» REQUIRED ACTION:
Output every entry verbatim.

Excerpts from an interface dataset
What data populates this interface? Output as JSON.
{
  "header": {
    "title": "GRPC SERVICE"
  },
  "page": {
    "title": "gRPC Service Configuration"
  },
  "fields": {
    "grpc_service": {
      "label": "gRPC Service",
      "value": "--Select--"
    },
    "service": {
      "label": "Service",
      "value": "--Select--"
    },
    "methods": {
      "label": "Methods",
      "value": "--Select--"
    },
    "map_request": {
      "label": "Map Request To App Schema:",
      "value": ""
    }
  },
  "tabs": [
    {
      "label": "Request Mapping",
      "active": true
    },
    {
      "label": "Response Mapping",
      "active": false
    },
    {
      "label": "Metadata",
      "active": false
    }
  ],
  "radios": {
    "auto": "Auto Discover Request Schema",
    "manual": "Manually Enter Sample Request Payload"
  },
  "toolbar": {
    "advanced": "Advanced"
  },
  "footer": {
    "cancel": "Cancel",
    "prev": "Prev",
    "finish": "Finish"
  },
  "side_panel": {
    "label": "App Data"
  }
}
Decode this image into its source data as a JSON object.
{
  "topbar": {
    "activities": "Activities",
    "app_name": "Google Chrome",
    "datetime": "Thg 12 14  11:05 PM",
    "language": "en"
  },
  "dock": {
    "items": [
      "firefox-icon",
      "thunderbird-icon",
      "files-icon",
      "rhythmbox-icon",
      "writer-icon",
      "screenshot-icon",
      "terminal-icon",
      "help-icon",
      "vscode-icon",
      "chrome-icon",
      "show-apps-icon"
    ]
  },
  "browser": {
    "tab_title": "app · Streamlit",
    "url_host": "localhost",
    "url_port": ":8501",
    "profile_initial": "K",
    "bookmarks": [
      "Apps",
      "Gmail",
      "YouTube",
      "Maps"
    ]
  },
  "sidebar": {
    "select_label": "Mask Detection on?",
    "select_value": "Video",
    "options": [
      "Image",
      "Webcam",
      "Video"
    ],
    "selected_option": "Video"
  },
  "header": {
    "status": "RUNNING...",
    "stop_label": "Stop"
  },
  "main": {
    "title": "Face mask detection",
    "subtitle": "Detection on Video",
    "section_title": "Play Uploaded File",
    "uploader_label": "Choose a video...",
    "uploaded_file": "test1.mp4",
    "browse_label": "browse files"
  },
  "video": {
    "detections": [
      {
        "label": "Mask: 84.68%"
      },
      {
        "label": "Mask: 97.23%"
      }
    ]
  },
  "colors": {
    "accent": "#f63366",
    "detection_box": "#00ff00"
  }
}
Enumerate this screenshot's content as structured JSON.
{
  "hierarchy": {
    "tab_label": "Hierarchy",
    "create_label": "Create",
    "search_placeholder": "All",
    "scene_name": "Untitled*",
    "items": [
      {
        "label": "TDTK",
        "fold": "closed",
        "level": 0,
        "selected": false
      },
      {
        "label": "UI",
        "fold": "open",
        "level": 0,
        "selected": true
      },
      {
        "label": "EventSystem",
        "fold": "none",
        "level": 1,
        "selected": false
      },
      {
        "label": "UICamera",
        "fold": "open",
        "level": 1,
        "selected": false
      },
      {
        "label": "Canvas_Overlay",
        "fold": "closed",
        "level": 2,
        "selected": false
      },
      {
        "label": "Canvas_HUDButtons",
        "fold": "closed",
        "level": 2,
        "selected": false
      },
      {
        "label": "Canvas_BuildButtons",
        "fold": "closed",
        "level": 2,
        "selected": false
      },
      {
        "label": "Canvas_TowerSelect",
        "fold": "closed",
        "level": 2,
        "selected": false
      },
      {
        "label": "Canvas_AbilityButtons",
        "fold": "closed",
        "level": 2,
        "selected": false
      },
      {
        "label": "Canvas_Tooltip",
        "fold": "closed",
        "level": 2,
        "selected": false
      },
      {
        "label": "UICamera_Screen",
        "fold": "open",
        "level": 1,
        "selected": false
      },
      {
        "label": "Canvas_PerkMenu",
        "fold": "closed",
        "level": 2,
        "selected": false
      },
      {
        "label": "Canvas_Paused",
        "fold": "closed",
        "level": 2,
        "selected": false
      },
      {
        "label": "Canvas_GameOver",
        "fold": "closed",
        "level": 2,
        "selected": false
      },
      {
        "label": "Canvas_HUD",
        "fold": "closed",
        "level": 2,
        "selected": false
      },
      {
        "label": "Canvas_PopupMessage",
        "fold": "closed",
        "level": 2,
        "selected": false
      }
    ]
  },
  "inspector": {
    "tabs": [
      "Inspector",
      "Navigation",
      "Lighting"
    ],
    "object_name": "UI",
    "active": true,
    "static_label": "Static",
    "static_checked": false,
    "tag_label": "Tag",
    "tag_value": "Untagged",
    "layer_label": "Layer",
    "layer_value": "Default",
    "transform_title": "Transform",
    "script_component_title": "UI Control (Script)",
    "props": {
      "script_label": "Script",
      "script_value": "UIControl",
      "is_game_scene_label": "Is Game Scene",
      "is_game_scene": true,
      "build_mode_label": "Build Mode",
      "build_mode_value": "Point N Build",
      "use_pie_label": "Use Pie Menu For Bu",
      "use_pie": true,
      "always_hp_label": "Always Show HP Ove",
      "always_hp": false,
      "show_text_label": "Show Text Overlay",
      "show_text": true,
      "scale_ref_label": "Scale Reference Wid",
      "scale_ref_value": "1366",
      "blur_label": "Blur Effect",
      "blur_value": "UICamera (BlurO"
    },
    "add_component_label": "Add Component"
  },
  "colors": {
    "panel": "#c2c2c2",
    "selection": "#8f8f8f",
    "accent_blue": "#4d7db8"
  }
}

» EXERCISE RESULT:
What data populates this interface? Output as JSON.
{
  "header": {
    "title": "GRPC SERVICE"
  },
  "page": {
    "title": "gRPC Service Configuration"
  },
  "fields": {
    "grpc_service": {
      "label": "gRPC Service",
      "value": "--Select--"
    },
    "service": {
      "label": "Service",
      "value": "--Select--"
    },
    "methods": {
      "label": "Methods",
      "value": "--Select--"
    },
    "map_request": {
      "label": "Map Request To App Schema:",
      "value": ""
    }
  },
  "tabs": [
    {
      "label": "Request Mapping",
      "active": true
    },
    {
      "label": "Response Mapping",
      "active": false
    },
    {
      "label": "Metadata",
      "active": false
    }
  ],
  "radios": {
    "auto": "Auto Discover Request Schema",
    "manual": "Manually Enter Sample Request Payload"
  },
  "toolbar": {
    "advanced": "Advanced"
  },
  "footer": {
    "cancel": "Cancel",
    "prev": "Prev",
    "finish": "Finish"
  },
  "side_panel": {
    "label": "App Data"
  }
}
Decode this image into its source data as a JSON object.
{
  "topbar": {
    "activities": "Activities",
    "app_name": "Google Chrome",
    "datetime": "Thg 12 14  11:05 PM",
    "language": "en"
  },
  "dock": {
    "items": [
      "firefox-icon",
      "thunderbird-icon",
      "files-icon",
      "rhythmbox-icon",
      "writer-icon",
      "screenshot-icon",
      "terminal-icon",
      "help-icon",
      "vscode-icon",
      "chrome-icon",
      "show-apps-icon"
    ]
  },
  "browser": {
    "tab_title": "app · Streamlit",
    "url_host": "localhost",
    "url_port": ":8501",
    "profile_initial": "K",
    "bookmarks": [
      "Apps",
      "Gmail",
      "YouTube",
      "Maps"
    ]
  },
  "sidebar": {
    "select_label": "Mask Detection on?",
    "select_value": "Video",
    "options": [
      "Image",
      "Webcam",
      "Video"
    ],
    "selected_option": "Video"
  },
  "header": {
    "status": "RUNNING...",
    "stop_label": "Stop"
  },
  "main": {
    "title": "Face mask detection",
    "subtitle": "Detection on Video",
    "section_title": "Play Uploaded File",
    "uploader_label": "Choose a video...",
    "uploaded_file": "test1.mp4",
    "browse_label": "browse files"
  },
  "video": {
    "detections": [
      {
        "label": "Mask: 84.68%"
      },
      {
        "label": "Mask: 97.23%"
      }
    ]
  },
  "colors": {
    "accent": "#f63366",
    "detection_box": "#00ff00"
  }
}
Enumerate this screenshot's content as structured JSON.
{
  "hierarchy": {
    "tab_label": "Hierarchy",
    "create_label": "Create",
    "search_placeholder": "All",
    "scene_name": "Untitled*",
    "items": [
      {
        "label": "TDTK",
        "fold": "closed",
        "level": 0,
        "selected": false
      },
      {
        "label": "UI",
        "fold": "open",
        "level": 0,
        "selected": true
      },
      {
        "label": "EventSystem",
        "fold": "none",
        "level": 1,
        "selected": false
      },
      {
        "label": "UICamera",
        "fold": "open",
        "level": 1,
        "selected": false
      },
      {
        "label": "Canvas_Overlay",
        "fold": "closed",
        "level": 2,
        "selected": false
      },
      {
        "label": "Canvas_HUDButtons",
        "fold": "closed",
        "level": 2,
        "selected": false
      },
      {
        "label": "Canvas_BuildButtons",
        "fold": "closed",
        "level": 2,
        "selected": false
      },
      {
        "label": "Canvas_TowerSelect",
        "fold": "closed",
        "level": 2,
        "selected": false
      },
      {
        "label": "Canvas_AbilityButtons",
        "fold": "closed",
        "level": 2,
        "selected": false
      },
      {
        "label": "Canvas_Tooltip",
        "fold": "closed",
        "level": 2,
        "selected": false
      },
      {
        "label": "UICamera_Screen",
        "fold": "open",
        "level": 1,
        "selected": false
      },
      {
        "label": "Canvas_PerkMenu",
        "fold": "closed",
        "level": 2,
        "selected": false
      },
      {
        "label": "Canvas_Paused",
        "fold": "closed",
        "level": 2,
        "selected": false
      },
      {
        "label": "Canvas_GameOver",
        "fold": "closed",
        "level": 2,
        "selected": false
      },
      {
        "label": "Canvas_HUD",
        "fold": "closed",
        "level": 2,
        "selected": false
      },
      {
        "label": "Canvas_PopupMessage",
        "fold": "closed",
        "level": 2,
        "selected": false
      }
    ]
  },
  "inspector": {
    "tabs": [
      "Inspector",
      "Navigation",
      "Lighting"
    ],
    "object_name": "UI",
    "active": true,
    "static_label": "Static",
    "static_checked": false,
    "tag_label": "Tag",
    "tag_value": "Untagged",
    "layer_label": "Layer",
    "layer_value": "Default",
    "transform_title": "Transform",
    "script_component_title": "UI Control (Script)",
    "props": {
      "script_label": "Script",
      "script_value": "UIControl",
      "is_game_scene_label": "Is Game Scene",
      "is_game_scene": true,
      "build_mode_label": "Build Mode",
      "build_mode_value": "Point N Build",
      "use_pie_label": "Use Pie Menu For Bu",
      "use_pie": true,
      "always_hp_label": "Always Show HP Ove",
      "always_hp": false,
      "show_text_label": "Show Text Overlay",
      "show_text": true,
      "scale_ref_label": "Scale Reference Wid",
      "scale_ref_value": "1366",
      "blur_label": "Blur Effect",
      "blur_value": "UICamera (BlurO"
    },
    "add_component_label": "Add Component"
  },
  "colors": {
    "panel": "#c2c2c2",
    "selection": "#8f8f8f",
    "accent_blue": "#4d7db8"
  }
}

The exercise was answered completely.